Very high blood pressure is considered anything over 180/90. Some individuals may have readings higher than 200/100. These are not necessarily alarming, though they need to be addressed. If the pressure stays high for a long period of time then it is a concern that the pressure itself may cause damage. High blood pressure may rupture blood vessels, especially the very small capillaries.
There is a distinction that is made between “long standing hypertension” and “hypertensive urgency” and “hypertensive emergency.” Anyone with hypertension should be followed to monitor what factors effect it and to determine if regulation is appropriate. Hardening of the arteries from a poor diet can cause hypertension as can constriction of blood vessels from high stress. The situation becomes “urgent” when a person starts having symptoms like shortness of breath or swelling in the ankles. This requires attention and probably medication of some kind. An “emergency” situation occurs when the symptoms reflect organ damage caused by the pressure. Examples of organ damage include strokes or disorientation caused by pressure and/or blood vessel ruptures or blockages in the brain and fluid buildup around the heart (congestive heart failure). Also, visual disturbances can signal ruptured vessels in the eyes and blood in the urine can indicate kidney failure. These are all signs that immediate action should be taken to prevent total breakdown and death.

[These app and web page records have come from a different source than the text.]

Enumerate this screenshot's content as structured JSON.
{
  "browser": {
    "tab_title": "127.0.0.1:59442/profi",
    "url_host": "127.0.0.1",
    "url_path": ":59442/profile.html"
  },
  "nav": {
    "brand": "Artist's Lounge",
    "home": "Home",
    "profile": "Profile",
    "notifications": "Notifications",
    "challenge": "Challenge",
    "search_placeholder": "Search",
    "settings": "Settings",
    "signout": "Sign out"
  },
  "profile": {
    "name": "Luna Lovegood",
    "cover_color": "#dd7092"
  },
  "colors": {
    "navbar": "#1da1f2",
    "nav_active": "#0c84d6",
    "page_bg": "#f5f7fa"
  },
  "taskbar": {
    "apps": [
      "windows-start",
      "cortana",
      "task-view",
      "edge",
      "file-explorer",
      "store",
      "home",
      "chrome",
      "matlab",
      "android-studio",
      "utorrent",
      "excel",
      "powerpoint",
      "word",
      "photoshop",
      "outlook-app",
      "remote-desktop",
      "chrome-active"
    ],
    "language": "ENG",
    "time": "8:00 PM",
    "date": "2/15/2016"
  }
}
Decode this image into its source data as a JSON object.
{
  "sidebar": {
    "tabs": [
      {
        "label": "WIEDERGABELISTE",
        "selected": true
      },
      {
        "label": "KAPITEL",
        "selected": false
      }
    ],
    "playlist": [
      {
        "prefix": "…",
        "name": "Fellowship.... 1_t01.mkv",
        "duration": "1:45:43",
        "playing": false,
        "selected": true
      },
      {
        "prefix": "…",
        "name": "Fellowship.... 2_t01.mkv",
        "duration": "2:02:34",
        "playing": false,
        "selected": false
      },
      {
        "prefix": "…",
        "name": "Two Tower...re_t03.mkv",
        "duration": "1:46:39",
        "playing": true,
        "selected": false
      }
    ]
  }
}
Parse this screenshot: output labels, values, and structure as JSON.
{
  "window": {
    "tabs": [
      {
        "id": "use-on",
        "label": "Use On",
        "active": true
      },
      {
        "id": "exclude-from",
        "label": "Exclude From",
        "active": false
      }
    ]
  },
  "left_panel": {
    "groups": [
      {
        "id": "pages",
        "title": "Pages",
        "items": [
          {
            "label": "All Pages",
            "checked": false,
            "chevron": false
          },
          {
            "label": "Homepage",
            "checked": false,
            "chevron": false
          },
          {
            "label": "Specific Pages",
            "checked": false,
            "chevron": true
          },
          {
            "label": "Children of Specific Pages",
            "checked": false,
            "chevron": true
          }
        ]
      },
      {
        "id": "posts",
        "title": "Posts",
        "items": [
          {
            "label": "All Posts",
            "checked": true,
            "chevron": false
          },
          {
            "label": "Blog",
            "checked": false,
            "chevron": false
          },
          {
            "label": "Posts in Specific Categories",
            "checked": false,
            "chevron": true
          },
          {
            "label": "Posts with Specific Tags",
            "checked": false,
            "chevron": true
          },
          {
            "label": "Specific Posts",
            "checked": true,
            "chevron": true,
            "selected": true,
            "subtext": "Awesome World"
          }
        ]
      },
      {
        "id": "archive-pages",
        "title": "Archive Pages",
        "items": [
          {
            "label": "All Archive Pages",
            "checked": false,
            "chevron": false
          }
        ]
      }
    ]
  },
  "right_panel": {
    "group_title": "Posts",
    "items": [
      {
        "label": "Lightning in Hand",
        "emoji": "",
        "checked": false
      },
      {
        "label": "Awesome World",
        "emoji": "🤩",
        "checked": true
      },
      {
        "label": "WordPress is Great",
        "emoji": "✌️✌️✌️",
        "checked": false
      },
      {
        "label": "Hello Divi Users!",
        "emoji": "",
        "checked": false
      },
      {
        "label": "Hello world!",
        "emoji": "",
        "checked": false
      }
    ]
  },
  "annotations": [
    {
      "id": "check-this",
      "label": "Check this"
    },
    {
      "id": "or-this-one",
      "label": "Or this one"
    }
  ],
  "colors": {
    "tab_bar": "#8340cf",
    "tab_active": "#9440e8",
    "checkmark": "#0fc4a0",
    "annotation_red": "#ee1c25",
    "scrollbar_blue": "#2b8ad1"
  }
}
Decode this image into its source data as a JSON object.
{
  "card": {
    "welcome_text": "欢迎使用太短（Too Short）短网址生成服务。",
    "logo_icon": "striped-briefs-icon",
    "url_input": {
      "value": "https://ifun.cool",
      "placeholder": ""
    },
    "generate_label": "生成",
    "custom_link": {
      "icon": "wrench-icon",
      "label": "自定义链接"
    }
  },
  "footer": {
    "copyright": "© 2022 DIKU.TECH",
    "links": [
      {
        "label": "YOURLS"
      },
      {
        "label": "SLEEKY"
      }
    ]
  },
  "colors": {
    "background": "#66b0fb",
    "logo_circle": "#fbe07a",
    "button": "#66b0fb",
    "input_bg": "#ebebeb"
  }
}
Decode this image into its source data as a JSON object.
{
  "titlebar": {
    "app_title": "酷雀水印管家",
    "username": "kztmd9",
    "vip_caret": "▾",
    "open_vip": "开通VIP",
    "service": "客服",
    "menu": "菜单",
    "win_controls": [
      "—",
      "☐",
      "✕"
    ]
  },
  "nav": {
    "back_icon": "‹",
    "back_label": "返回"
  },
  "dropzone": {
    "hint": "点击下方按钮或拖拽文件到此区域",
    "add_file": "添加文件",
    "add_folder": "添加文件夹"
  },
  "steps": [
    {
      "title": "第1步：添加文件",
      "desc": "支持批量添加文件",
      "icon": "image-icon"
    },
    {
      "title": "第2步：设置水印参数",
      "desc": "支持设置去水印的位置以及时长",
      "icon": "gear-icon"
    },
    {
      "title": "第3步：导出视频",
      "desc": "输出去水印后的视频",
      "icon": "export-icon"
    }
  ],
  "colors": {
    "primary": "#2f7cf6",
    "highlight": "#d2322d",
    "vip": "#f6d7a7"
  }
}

Hypertension is sometimes called the silent killer because people can ignore the signs until organ damage forces an emergency situation.